Stored items
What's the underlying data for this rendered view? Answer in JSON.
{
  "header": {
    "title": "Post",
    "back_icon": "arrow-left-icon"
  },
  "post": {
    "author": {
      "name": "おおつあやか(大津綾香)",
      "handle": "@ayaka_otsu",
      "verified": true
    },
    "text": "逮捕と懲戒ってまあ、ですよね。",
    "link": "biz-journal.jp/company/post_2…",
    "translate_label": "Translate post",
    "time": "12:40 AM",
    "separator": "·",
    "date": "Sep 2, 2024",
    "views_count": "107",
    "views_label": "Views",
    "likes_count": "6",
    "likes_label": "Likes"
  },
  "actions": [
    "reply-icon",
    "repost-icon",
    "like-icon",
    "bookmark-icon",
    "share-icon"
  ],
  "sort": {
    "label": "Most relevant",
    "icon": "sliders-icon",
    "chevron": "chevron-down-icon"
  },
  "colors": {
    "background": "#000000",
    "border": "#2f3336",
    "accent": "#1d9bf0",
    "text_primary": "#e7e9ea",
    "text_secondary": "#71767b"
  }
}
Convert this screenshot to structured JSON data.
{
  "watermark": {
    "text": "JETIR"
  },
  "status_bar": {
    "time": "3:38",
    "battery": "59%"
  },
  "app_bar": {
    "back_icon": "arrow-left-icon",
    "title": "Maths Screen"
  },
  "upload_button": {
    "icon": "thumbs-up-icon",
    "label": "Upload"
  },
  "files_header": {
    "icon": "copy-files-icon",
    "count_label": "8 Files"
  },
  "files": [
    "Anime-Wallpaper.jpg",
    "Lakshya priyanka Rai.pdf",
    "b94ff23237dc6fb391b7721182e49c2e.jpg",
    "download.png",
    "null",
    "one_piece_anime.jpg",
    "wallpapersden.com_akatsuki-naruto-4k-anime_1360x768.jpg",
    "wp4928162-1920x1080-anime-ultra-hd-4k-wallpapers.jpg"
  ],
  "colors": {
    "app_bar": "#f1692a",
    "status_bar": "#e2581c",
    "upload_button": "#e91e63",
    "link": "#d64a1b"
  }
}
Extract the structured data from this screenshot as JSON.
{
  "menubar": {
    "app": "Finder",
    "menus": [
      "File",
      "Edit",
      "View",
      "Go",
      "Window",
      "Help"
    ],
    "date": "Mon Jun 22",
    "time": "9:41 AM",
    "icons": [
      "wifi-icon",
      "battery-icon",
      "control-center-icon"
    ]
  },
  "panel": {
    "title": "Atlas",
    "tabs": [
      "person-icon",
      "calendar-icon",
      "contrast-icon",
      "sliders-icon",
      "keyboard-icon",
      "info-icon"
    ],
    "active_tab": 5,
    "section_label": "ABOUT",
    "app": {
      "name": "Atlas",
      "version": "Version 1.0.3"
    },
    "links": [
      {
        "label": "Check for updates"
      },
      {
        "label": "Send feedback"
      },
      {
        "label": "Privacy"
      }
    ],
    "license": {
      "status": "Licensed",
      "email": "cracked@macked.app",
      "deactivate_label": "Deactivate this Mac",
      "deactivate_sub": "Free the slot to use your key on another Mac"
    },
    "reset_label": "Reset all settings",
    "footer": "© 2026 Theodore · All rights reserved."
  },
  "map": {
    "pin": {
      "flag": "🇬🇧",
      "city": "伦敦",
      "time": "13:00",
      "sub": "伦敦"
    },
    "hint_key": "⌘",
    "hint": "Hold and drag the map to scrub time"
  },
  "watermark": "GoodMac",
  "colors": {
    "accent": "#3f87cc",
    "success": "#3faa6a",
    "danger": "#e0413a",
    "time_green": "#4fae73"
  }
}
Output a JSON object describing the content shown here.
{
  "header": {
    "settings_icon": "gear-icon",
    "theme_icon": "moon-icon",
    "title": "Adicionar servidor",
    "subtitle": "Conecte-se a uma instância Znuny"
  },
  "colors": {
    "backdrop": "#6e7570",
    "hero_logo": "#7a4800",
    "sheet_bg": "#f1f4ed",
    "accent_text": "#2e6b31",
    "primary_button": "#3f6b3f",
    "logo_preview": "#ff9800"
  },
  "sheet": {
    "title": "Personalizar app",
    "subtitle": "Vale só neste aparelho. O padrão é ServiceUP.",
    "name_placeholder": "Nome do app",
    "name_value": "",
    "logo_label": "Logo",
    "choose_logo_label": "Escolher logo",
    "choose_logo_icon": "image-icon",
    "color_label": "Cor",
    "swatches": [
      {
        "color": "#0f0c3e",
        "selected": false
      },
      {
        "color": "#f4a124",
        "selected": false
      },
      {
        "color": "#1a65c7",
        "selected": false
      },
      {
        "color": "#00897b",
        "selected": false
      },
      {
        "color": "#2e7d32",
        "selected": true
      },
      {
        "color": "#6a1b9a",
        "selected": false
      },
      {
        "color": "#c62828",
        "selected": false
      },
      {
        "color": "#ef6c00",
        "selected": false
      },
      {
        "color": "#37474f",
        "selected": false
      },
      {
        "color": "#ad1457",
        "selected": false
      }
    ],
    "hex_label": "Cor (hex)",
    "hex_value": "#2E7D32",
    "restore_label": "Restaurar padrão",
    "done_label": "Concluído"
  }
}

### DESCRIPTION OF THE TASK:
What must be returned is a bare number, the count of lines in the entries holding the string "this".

### ANSWER FOR THE TASK:
4